We grabbed our Nature Study book by Julia Rothman and our Outside Your Window: A First Book of Nature book by Nicola Davies to see if we could find some information about our arachnid friends. Both books had pages dedicated to spiders. Outside Your Window had a beautifully illustrated poem about spiderlings, and Nature Anatomy has two pages dedicated to a few species of spiders and their webs. We also enjoyed reading Eric Carle’s The Very Busy Spider for our spider theme as well.
We didn’t have too many media resources for this particular theme, but we did enjoy watching a SciKids episode about spiders on YouTube, as well as listing to Pancake Manor’s Itsy Bitsy Spider (a long time favorite version of this song in our house) and the Kiboomer’s There’s a Spider on the Floor. You can click the photo above to get to our playlist if you are wanting to see and listen to that media as a family.

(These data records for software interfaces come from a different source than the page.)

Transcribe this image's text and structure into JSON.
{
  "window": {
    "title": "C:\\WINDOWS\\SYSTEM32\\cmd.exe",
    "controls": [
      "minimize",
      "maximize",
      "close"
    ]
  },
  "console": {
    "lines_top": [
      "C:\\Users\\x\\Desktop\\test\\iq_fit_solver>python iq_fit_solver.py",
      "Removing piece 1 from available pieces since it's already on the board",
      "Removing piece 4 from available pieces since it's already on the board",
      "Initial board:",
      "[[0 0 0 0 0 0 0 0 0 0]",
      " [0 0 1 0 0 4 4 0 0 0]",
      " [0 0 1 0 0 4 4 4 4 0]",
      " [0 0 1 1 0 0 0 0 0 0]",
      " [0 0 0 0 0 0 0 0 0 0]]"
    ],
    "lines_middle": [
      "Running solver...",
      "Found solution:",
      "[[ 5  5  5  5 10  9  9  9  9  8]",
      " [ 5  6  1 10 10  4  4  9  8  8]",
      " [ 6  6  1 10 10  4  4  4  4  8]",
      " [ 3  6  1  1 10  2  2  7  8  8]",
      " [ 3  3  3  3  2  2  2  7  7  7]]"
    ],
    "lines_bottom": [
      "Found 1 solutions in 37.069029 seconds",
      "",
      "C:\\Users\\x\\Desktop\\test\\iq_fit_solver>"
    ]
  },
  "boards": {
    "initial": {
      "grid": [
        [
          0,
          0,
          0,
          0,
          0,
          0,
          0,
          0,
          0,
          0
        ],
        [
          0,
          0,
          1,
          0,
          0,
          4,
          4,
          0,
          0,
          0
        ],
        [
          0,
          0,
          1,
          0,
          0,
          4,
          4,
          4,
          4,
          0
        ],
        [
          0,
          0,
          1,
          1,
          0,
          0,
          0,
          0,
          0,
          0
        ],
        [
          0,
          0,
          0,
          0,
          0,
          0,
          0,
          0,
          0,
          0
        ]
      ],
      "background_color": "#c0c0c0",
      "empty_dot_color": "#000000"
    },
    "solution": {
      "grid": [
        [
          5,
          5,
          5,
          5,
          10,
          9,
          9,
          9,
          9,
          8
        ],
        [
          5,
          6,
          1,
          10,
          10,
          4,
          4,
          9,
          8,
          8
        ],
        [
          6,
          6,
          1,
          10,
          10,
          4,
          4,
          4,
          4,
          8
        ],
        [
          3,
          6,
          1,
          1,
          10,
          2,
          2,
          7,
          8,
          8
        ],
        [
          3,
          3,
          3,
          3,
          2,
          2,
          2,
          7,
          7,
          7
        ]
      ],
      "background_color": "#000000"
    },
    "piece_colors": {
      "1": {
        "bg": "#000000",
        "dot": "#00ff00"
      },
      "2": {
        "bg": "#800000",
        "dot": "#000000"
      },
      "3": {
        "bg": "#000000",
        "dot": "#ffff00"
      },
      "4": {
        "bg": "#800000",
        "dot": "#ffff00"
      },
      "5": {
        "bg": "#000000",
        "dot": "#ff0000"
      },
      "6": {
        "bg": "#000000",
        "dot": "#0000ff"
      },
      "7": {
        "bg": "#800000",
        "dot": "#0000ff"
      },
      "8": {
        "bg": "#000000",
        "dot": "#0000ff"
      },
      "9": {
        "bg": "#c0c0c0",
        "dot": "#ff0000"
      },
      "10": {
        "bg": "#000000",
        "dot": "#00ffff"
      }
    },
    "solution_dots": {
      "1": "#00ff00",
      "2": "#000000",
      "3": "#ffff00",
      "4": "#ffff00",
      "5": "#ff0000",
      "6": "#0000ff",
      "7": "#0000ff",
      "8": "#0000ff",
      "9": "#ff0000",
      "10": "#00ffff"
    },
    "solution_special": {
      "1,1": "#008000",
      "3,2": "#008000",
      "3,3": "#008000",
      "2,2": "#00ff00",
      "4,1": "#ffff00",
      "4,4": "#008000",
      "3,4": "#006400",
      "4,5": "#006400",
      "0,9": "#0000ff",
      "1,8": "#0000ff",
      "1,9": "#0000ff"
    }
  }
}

We went on several spider hunts outside, seeking out any web or spider we could find. We were fortunate enough to see a pretty amazing orb-weaver spider, who just happened to make their massive web on our front stoop, perfect for us to view and observe for a few days.
We worked on a pretty cool spiderweb art project using glue, salt, and watercolor paints. To set this fun activity up, I just drew a spider web with a pencil on black card stock. I then took liquid glue and traced the penciled lines I had made. Using a tray to catch all the extra, I placed the spider web in front of Grace with a bowl full of salt to sprinkle all over the glue. After knocking off the extra, we laid the spider web on the counter to dry over night.
The next morning, Grace got to work painting her spiderweb. When doing this project, you want to use watercolor paints with an emphasis on water. We learned pretty quickly that after coating a brush with paint to dip the brush back into water real quick, and then start dabbing the web. You definitely want to dab here, not brush, so the salt stays intact on the web. With the help of the water, the paint appears to crawl through the webbing as you go. A really neat process to witness!
I was so proud of Grace for exhibiting so much patience during this activity. I’m so glad she enjoyed it enough to stick with it until her rainbow spider web was complete. It turned out so beautiful and any activity that can keep Grace’s attention for this long is a win in my book! We plan to do many more salt paintings in the future.
We also worked on letter recognition with this fun Spiderweb Alphabet Game. Super simple to set up, and a great learning game for Grace! I just took an empty laundry basket and weaved some black yarn through the holes on each of the sides to create a web for little hands to pass through. I dumped her alphabet puzzle pieces in the bottom of the basket, and placed 3 plastic spider rings on different parts of the web. The game was simple, grab the letters in alphabetical order from the bottom of the basket and place them back in the puzzle. The catch? Grace had to complete the task without knocking all 3 spiders out of the web!
On her first attempt, she made it all the way through until the letter V before the last spider fell. So we dumped all the letters back into the basket and started over again. Grace’s second attempt she made it all the way through the whole alphabet with the last spider barely hanging on! Such a simple activity with loads of learning opportunities. This activity could also be done with numbers, shapes, and colors too.
Using our Nature Anatomy book again, Grace studied the various spider illustrations and I asked her to count the legs on each one. A reoccurring pattern quickly emerged. We talked about how all spiders have eight legs, and how they have two main body parts.
I set up a play dough activity for Grace to make her own spiders with our homemade play dough, googly eyes, and cut up plastic straws. After learning those new facts about spiders, Grace formed two body parts for each of her spider creations and added eight legs to each one.
Play dough activities are always a hit with Grace. I love them for the creative and imaginative skills that are used, and also love that we are reenforcing concepts learned. It’s kind of our thing: learning through play!
Grace also made spiders made from a simple paper roll stamp. I just used an empty paper roll from our recycling bin, and cut 8 spider legs along the top half of the roll. Then I set out a plate of black paint, and a piece of card stock on a tray. Grace was able to use the paper roll to stamp spider shapes on the paper. Full disclaimer, we used a pretty thick paint, which made the legs on the paper roll curl upwards almost immediately. So I did have to push down on each leg for the stamp to work the way it was intended.
Grace loves to paint, so I let her color in each spider with watercolor paints as well. Can you tell she likes ALL the colors? Her rainbow spiders were so cute. And she even added a rainbow fingerprint signature to her masterpiece.
Our last activity for our Spider Nature Study and theme, once again revolved around a spiderweb. I used a previously purchased Halloween game board from a few years ago, and turned it into a roll and cover game to exercise Grace’s subitizing and early math skills. Grace rolled a foam die, counting the dots each turn. She then covered the corresponding number on the spiderweb with a plastic spider ring. There were even a few rolls where she recognized a particular dot pattern as a specific number, which is huge progress in the subitizing department! We continued playing until every number on the spiderweb was covered.
That’s a wrap (pun intended) on our Spider Theme & Nature Study!